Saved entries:
┌────────

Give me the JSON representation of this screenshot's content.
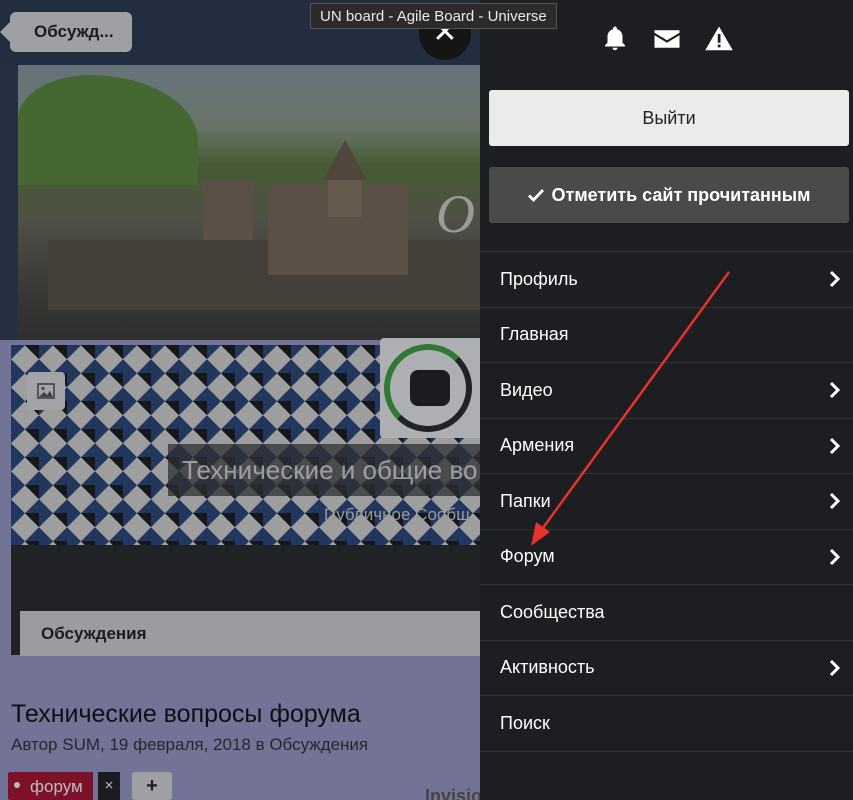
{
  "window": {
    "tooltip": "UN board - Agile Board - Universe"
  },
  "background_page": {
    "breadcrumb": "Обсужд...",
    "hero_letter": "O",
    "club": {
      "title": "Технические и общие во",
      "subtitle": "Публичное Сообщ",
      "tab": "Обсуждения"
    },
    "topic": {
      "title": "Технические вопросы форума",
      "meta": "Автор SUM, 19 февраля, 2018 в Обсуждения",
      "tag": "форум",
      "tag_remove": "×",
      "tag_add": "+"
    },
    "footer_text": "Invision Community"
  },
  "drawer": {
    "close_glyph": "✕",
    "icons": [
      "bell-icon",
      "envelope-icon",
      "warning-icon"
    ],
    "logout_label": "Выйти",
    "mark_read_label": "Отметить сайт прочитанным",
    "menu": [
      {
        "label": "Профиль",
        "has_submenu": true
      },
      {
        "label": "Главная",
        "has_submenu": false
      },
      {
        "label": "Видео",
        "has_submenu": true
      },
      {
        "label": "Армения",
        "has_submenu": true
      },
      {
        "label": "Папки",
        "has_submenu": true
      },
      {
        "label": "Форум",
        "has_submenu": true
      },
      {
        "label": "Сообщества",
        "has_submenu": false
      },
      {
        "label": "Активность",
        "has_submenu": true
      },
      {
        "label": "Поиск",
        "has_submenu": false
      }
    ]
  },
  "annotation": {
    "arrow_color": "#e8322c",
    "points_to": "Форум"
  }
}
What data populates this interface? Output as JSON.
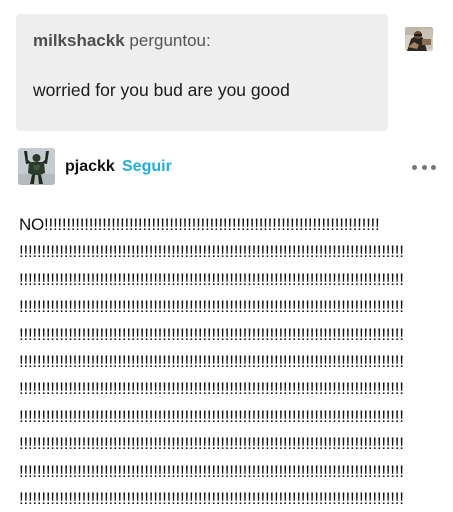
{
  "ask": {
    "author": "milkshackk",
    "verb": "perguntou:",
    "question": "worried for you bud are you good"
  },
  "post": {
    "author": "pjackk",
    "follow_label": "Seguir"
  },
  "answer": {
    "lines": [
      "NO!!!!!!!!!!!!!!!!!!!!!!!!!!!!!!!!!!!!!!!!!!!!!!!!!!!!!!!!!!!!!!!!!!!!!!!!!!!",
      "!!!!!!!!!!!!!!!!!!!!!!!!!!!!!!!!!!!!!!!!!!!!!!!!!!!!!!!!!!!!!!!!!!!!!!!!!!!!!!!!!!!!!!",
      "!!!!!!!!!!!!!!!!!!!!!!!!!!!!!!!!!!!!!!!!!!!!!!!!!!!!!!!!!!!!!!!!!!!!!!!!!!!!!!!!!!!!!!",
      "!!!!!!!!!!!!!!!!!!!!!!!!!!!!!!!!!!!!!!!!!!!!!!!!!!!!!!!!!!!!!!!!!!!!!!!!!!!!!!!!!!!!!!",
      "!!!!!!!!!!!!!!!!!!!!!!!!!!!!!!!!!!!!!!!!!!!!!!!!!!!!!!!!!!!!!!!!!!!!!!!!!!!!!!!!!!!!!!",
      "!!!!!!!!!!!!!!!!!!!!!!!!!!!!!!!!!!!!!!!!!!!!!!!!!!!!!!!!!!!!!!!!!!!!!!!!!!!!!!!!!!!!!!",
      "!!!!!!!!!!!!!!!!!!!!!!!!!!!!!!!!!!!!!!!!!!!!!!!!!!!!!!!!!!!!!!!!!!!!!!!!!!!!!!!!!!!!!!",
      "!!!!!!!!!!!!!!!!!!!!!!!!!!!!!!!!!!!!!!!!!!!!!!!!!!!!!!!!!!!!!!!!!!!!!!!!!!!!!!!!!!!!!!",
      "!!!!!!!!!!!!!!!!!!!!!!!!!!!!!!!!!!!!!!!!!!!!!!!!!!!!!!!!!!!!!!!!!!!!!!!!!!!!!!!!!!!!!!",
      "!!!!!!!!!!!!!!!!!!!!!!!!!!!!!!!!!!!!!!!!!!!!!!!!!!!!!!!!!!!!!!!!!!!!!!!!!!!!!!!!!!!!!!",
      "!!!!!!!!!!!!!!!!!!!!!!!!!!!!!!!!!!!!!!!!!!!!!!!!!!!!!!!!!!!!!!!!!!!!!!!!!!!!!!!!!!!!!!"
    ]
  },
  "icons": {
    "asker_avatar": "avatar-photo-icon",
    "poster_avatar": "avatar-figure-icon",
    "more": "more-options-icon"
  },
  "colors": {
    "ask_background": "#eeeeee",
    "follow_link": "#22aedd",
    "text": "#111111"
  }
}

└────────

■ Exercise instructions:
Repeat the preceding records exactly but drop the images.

■ Answer:
Give me the JSON representation of this screenshot's content.
{
  "window": {
    "tooltip": "UN board - Agile Board - Universe"
  },
  "background_page": {
    "breadcrumb": "Обсужд...",
    "hero_letter": "O",
    "club": {
      "title": "Технические и общие во",
      "subtitle": "Публичное Сообщ",
      "tab": "Обсуждения"
    },
    "topic": {
      "title": "Технические вопросы форума",
      "meta": "Автор SUM, 19 февраля, 2018 в Обсуждения",
      "tag": "форум",
      "tag_remove": "×",
      "tag_add": "+"
    },
    "footer_text": "Invision Community"
  },
  "drawer": {
    "close_glyph": "✕",
    "icons": [
      "bell-icon",
      "envelope-icon",
      "warning-icon"
    ],
    "logout_label": "Выйти",
    "mark_read_label": "Отметить сайт прочитанным",
    "menu": [
      {
        "label": "Профиль",
        "has_submenu": true
      },
      {
        "label": "Главная",
        "has_submenu": false
      },
      {
        "label": "Видео",
        "has_submenu": true
      },
      {
        "label": "Армения",
        "has_submenu": true
      },
      {
        "label": "Папки",
        "has_submenu": true
      },
      {
        "label": "Форум",
        "has_submenu": true
      },
      {
        "label": "Сообщества",
        "has_submenu": false
      },
      {
        "label": "Активность",
        "has_submenu": true
      },
      {
        "label": "Поиск",
        "has_submenu": false
      }
    ]
  },
  "annotation": {
    "arrow_color": "#e8322c",
    "points_to": "Форум"
  }
}
What data populates this interface? Output as JSON.
{
  "ask": {
    "author": "milkshackk",
    "verb": "perguntou:",
    "question": "worried for you bud are you good"
  },
  "post": {
    "author": "pjackk",
    "follow_label": "Seguir"
  },
  "answer": {
    "lines": [
      "NO!!!!!!!!!!!!!!!!!!!!!!!!!!!!!!!!!!!!!!!!!!!!!!!!!!!!!!!!!!!!!!!!!!!!!!!!!!!",
      "!!!!!!!!!!!!!!!!!!!!!!!!!!!!!!!!!!!!!!!!!!!!!!!!!!!!!!!!!!!!!!!!!!!!!!!!!!!!!!!!!!!!!!",
      "!!!!!!!!!!!!!!!!!!!!!!!!!!!!!!!!!!!!!!!!!!!!!!!!!!!!!!!!!!!!!!!!!!!!!!!!!!!!!!!!!!!!!!",
      "!!!!!!!!!!!!!!!!!!!!!!!!!!!!!!!!!!!!!!!!!!!!!!!!!!!!!!!!!!!!!!!!!!!!!!!!!!!!!!!!!!!!!!",
      "!!!!!!!!!!!!!!!!!!!!!!!!!!!!!!!!!!!!!!!!!!!!!!!!!!!!!!!!!!!!!!!!!!!!!!!!!!!!!!!!!!!!!!",
      "!!!!!!!!!!!!!!!!!!!!!!!!!!!!!!!!!!!!!!!!!!!!!!!!!!!!!!!!!!!!!!!!!!!!!!!!!!!!!!!!!!!!!!",
      "!!!!!!!!!!!!!!!!!!!!!!!!!!!!!!!!!!!!!!!!!!!!!!!!!!!!!!!!!!!!!!!!!!!!!!!!!!!!!!!!!!!!!!",
      "!!!!!!!!!!!!!!!!!!!!!!!!!!!!!!!!!!!!!!!!!!!!!!!!!!!!!!!!!!!!!!!!!!!!!!!!!!!!!!!!!!!!!!",
      "!!!!!!!!!!!!!!!!!!!!!!!!!!!!!!!!!!!!!!!!!!!!!!!!!!!!!!!!!!!!!!!!!!!!!!!!!!!!!!!!!!!!!!",
      "!!!!!!!!!!!!!!!!!!!!!!!!!!!!!!!!!!!!!!!!!!!!!!!!!!!!!!!!!!!!!!!!!!!!!!!!!!!!!!!!!!!!!!",
      "!!!!!!!!!!!!!!!!!!!!!!!!!!!!!!!!!!!!!!!!!!!!!!!!!!!!!!!!!!!!!!!!!!!!!!!!!!!!!!!!!!!!!!"
    ]
  },
  "icons": {
    "asker_avatar": "avatar-photo-icon",
    "poster_avatar": "avatar-figure-icon",
    "more": "more-options-icon"
  },
  "colors": {
    "ask_background": "#eeeeee",
    "follow_link": "#22aedd",
    "text": "#111111"
  }
}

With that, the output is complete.